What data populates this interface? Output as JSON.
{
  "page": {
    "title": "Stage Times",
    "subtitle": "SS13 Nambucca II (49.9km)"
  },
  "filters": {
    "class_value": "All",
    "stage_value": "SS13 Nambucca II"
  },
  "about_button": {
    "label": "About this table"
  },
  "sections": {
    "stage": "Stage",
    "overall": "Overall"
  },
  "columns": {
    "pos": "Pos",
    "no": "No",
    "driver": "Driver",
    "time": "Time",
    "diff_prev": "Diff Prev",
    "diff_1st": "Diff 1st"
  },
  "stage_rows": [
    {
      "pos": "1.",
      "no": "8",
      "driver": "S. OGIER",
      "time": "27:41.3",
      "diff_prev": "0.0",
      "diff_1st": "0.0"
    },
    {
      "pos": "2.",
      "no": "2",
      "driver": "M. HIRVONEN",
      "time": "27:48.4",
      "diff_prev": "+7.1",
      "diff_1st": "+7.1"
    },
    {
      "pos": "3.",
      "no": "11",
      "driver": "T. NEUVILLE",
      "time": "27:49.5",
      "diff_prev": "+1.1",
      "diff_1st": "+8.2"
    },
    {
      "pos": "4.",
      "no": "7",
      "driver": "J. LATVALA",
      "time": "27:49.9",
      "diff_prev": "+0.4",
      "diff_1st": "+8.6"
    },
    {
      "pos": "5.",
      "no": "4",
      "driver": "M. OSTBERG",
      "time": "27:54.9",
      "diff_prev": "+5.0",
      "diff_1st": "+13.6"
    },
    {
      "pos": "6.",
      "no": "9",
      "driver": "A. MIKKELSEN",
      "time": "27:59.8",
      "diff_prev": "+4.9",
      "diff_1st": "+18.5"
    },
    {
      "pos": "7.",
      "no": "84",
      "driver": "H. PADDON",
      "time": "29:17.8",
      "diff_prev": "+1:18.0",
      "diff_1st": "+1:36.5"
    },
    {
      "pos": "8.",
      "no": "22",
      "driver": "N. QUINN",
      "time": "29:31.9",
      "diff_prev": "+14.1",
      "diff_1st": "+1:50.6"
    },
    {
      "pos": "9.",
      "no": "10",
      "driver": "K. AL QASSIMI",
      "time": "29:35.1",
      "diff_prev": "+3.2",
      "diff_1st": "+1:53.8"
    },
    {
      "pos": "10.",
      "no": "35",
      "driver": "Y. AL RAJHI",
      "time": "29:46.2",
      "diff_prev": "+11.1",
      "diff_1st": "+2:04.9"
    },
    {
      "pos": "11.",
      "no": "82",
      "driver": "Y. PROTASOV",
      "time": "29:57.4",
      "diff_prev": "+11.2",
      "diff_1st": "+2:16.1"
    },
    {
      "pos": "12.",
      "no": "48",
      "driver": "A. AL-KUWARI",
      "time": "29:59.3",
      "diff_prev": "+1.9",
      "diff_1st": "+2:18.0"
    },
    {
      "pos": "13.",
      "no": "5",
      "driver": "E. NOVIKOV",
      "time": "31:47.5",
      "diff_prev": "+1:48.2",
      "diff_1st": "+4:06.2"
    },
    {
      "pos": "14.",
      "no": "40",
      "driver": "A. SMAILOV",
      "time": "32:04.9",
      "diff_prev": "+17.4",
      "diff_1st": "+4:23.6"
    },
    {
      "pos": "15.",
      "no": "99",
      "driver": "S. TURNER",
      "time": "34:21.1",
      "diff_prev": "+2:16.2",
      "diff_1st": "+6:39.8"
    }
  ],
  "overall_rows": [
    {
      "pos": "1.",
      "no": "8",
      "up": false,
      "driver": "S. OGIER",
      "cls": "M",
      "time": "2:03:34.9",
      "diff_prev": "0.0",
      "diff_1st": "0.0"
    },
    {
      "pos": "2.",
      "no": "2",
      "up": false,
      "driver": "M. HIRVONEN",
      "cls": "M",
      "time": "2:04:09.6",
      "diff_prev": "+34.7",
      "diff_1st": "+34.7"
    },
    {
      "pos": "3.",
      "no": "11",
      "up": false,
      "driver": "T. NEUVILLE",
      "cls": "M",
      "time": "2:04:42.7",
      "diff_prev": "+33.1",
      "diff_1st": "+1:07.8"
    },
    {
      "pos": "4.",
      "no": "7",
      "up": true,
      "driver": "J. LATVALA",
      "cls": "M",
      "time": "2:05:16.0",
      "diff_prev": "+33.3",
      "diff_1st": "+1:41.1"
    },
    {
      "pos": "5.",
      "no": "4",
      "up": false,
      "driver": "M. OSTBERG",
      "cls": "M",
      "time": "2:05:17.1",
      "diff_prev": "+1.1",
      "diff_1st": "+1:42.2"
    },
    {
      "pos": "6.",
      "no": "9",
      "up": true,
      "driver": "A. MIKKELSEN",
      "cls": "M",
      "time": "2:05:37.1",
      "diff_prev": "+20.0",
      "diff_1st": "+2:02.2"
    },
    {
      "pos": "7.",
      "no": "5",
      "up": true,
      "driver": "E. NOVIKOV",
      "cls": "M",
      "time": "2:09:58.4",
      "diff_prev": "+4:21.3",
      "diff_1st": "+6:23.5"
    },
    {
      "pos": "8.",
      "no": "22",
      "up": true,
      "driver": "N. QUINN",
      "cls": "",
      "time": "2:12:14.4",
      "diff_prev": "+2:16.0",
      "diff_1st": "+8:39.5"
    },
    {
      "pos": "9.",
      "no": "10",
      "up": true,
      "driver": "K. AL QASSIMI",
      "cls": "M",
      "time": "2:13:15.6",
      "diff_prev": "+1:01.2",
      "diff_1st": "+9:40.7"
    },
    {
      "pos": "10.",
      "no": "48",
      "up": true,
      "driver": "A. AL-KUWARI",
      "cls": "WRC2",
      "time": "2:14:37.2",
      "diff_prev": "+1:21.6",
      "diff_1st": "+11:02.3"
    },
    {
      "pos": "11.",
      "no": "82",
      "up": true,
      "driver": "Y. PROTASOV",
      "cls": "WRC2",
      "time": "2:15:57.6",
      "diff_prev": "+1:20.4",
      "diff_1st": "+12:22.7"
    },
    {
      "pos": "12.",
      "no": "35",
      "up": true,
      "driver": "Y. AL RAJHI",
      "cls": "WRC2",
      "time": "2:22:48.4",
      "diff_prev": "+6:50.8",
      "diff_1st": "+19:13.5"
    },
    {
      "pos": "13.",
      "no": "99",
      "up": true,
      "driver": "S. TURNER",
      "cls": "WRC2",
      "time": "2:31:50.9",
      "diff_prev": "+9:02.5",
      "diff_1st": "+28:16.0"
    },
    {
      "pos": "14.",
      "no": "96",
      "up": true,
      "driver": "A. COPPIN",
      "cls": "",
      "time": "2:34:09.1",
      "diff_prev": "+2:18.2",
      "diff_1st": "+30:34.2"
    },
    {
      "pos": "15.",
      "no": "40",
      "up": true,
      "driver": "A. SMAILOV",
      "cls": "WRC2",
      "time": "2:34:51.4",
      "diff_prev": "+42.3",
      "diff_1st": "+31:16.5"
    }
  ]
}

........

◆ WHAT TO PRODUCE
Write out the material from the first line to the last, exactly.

◆ ANSWER AREA
What data populates this interface? Output as JSON.
{
  "page": {
    "title": "Stage Times",
    "subtitle": "SS13 Nambucca II (49.9km)"
  },
  "filters": {
    "class_value": "All",
    "stage_value": "SS13 Nambucca II"
  },
  "about_button": {
    "label": "About this table"
  },
  "sections": {
    "stage": "Stage",
    "overall": "Overall"
  },
  "columns": {
    "pos": "Pos",
    "no": "No",
    "driver": "Driver",
    "time": "Time",
    "diff_prev": "Diff Prev",
    "diff_1st": "Diff 1st"
  },
  "stage_rows": [
    {
      "pos": "1.",
      "no": "8",
      "driver": "S. OGIER",
      "time": "27:41.3",
      "diff_prev": "0.0",
      "diff_1st": "0.0"
    },
    {
      "pos": "2.",
      "no": "2",
      "driver": "M. HIRVONEN",
      "time": "27:48.4",
      "diff_prev": "+7.1",
      "diff_1st": "+7.1"
    },
    {
      "pos": "3.",
      "no": "11",
      "driver": "T. NEUVILLE",
      "time": "27:49.5",
      "diff_prev": "+1.1",
      "diff_1st": "+8.2"
    },
    {
      "pos": "4.",
      "no": "7",
      "driver": "J. LATVALA",
      "time": "27:49.9",
      "diff_prev": "+0.4",
      "diff_1st": "+8.6"
    },
    {
      "pos": "5.",
      "no": "4",
      "driver": "M. OSTBERG",
      "time": "27:54.9",
      "diff_prev": "+5.0",
      "diff_1st": "+13.6"
    },
    {
      "pos": "6.",
      "no": "9",
      "driver": "A. MIKKELSEN",
      "time": "27:59.8",
      "diff_prev": "+4.9",
      "diff_1st": "+18.5"
    },
    {
      "pos": "7.",
      "no": "84",
      "driver": "H. PADDON",
      "time": "29:17.8",
      "diff_prev": "+1:18.0",
      "diff_1st": "+1:36.5"
    },
    {
      "pos": "8.",
      "no": "22",
      "driver": "N. QUINN",
      "time": "29:31.9",
      "diff_prev": "+14.1",
      "diff_1st": "+1:50.6"
    },
    {
      "pos": "9.",
      "no": "10",
      "driver": "K. AL QASSIMI",
      "time": "29:35.1",
      "diff_prev": "+3.2",
      "diff_1st": "+1:53.8"
    },
    {
      "pos": "10.",
      "no": "35",
      "driver": "Y. AL RAJHI",
      "time": "29:46.2",
      "diff_prev": "+11.1",
      "diff_1st": "+2:04.9"
    },
    {
      "pos": "11.",
      "no": "82",
      "driver": "Y. PROTASOV",
      "time": "29:57.4",
      "diff_prev": "+11.2",
      "diff_1st": "+2:16.1"
    },
    {
      "pos": "12.",
      "no": "48",
      "driver": "A. AL-KUWARI",
      "time": "29:59.3",
      "diff_prev": "+1.9",
      "diff_1st": "+2:18.0"
    },
    {
      "pos": "13.",
      "no": "5",
      "driver": "E. NOVIKOV",
      "time": "31:47.5",
      "diff_prev": "+1:48.2",
      "diff_1st": "+4:06.2"
    },
    {
      "pos": "14.",
      "no": "40",
      "driver": "A. SMAILOV",
      "time": "32:04.9",
      "diff_prev": "+17.4",
      "diff_1st": "+4:23.6"
    },
    {
      "pos": "15.",
      "no": "99",
      "driver": "S. TURNER",
      "time": "34:21.1",
      "diff_prev": "+2:16.2",
      "diff_1st": "+6:39.8"
    }
  ],
  "overall_rows": [
    {
      "pos": "1.",
      "no": "8",
      "up": false,
      "driver": "S. OGIER",
      "cls": "M",
      "time": "2:03:34.9",
      "diff_prev": "0.0",
      "diff_1st": "0.0"
    },
    {
      "pos": "2.",
      "no": "2",
      "up": false,
      "driver": "M. HIRVONEN",
      "cls": "M",
      "time": "2:04:09.6",
      "diff_prev": "+34.7",
      "diff_1st": "+34.7"
    },
    {
      "pos": "3.",
      "no": "11",
      "up": false,
      "driver": "T. NEUVILLE",
      "cls": "M",
      "time": "2:04:42.7",
      "diff_prev": "+33.1",
      "diff_1st": "+1:07.8"
    },
    {
      "pos": "4.",
      "no": "7",
      "up": true,
      "driver": "J. LATVALA",
      "cls": "M",
      "time": "2:05:16.0",
      "diff_prev": "+33.3",
      "diff_1st": "+1:41.1"
    },
    {
      "pos": "5.",
      "no": "4",
      "up": false,
      "driver": "M. OSTBERG",
      "cls": "M",
      "time": "2:05:17.1",
      "diff_prev": "+1.1",
      "diff_1st": "+1:42.2"
    },
    {
      "pos": "6.",
      "no": "9",
      "up": true,
      "driver": "A. MIKKELSEN",
      "cls": "M",
      "time": "2:05:37.1",
      "diff_prev": "+20.0",
      "diff_1st": "+2:02.2"
    },
    {
      "pos": "7.",
      "no": "5",
      "up": true,
      "driver": "E. NOVIKOV",
      "cls": "M",
      "time": "2:09:58.4",
      "diff_prev": "+4:21.3",
      "diff_1st": "+6:23.5"
    },
    {
      "pos": "8.",
      "no": "22",
      "up": true,
      "driver": "N. QUINN",
      "cls": "",
      "time": "2:12:14.4",
      "diff_prev": "+2:16.0",
      "diff_1st": "+8:39.5"
    },
    {
      "pos": "9.",
      "no": "10",
      "up": true,
      "driver": "K. AL QASSIMI",
      "cls": "M",
      "time": "2:13:15.6",
      "diff_prev": "+1:01.2",
      "diff_1st": "+9:40.7"
    },
    {
      "pos": "10.",
      "no": "48",
      "up": true,
      "driver": "A. AL-KUWARI",
      "cls": "WRC2",
      "time": "2:14:37.2",
      "diff_prev": "+1:21.6",
      "diff_1st": "+11:02.3"
    },
    {
      "pos": "11.",
      "no": "82",
      "up": true,
      "driver": "Y. PROTASOV",
      "cls": "WRC2",
      "time": "2:15:57.6",
      "diff_prev": "+1:20.4",
      "diff_1st": "+12:22.7"
    },
    {
      "pos": "12.",
      "no": "35",
      "up": true,
      "driver": "Y. AL RAJHI",
      "cls": "WRC2",
      "time": "2:22:48.4",
      "diff_prev": "+6:50.8",
      "diff_1st": "+19:13.5"
    },
    {
      "pos": "13.",
      "no": "99",
      "up": true,
      "driver": "S. TURNER",
      "cls": "WRC2",
      "time": "2:31:50.9",
      "diff_prev": "+9:02.5",
      "diff_1st": "+28:16.0"
    },
    {
      "pos": "14.",
      "no": "96",
      "up": true,
      "driver": "A. COPPIN",
      "cls": "",
      "time": "2:34:09.1",
      "diff_prev": "+2:18.2",
      "diff_1st": "+30:34.2"
    },
    {
      "pos": "15.",
      "no": "40",
      "up": true,
      "driver": "A. SMAILOV",
      "cls": "WRC2",
      "time": "2:34:51.4",
      "diff_prev": "+42.3",
      "diff_1st": "+31:16.5"
    }
  ]
}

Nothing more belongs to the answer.